What to produce: A single number is required: the count of lines in the following entries that include the word "label".
*** Opening of Supplied data ***
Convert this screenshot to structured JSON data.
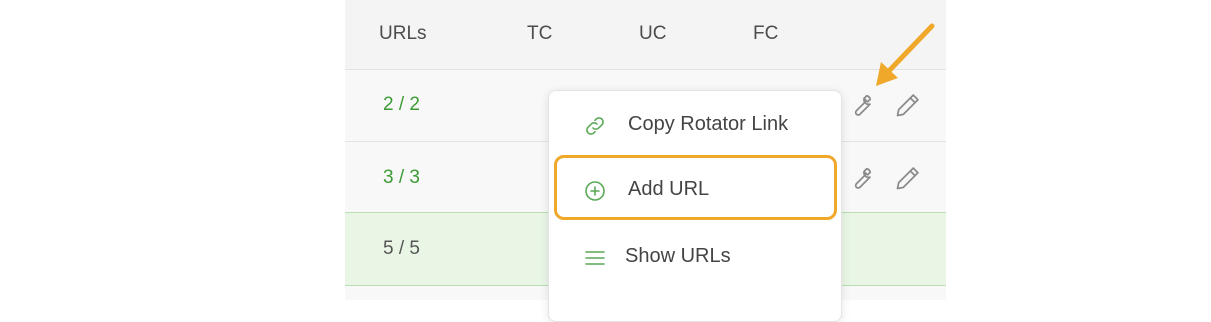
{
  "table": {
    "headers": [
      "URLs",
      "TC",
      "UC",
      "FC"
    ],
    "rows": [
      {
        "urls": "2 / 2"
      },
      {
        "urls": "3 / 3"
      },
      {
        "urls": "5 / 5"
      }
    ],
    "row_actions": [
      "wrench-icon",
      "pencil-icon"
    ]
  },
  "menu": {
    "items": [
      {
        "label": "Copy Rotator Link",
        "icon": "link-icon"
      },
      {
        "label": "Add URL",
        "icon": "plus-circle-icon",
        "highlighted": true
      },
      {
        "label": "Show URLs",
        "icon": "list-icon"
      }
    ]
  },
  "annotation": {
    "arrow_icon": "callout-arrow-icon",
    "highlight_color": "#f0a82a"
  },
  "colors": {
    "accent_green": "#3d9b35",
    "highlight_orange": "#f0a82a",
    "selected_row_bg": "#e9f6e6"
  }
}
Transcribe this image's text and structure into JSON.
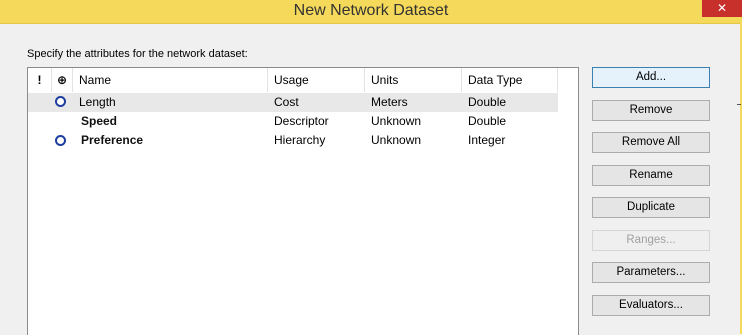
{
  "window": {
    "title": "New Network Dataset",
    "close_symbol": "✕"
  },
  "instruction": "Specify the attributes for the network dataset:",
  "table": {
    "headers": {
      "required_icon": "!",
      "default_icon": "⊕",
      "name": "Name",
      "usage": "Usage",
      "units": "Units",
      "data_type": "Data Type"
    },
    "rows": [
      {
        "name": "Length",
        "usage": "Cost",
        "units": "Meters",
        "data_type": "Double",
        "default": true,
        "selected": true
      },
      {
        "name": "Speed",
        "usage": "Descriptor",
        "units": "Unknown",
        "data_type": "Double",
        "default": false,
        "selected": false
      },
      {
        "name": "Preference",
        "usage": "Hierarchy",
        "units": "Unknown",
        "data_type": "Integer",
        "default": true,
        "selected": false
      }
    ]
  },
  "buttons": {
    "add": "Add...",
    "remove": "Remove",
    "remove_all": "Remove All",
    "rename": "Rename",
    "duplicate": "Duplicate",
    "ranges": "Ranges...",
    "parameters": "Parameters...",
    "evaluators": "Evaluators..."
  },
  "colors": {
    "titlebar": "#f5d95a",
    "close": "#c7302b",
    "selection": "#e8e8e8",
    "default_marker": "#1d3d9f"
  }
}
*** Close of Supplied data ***
Solution to the exercise: 3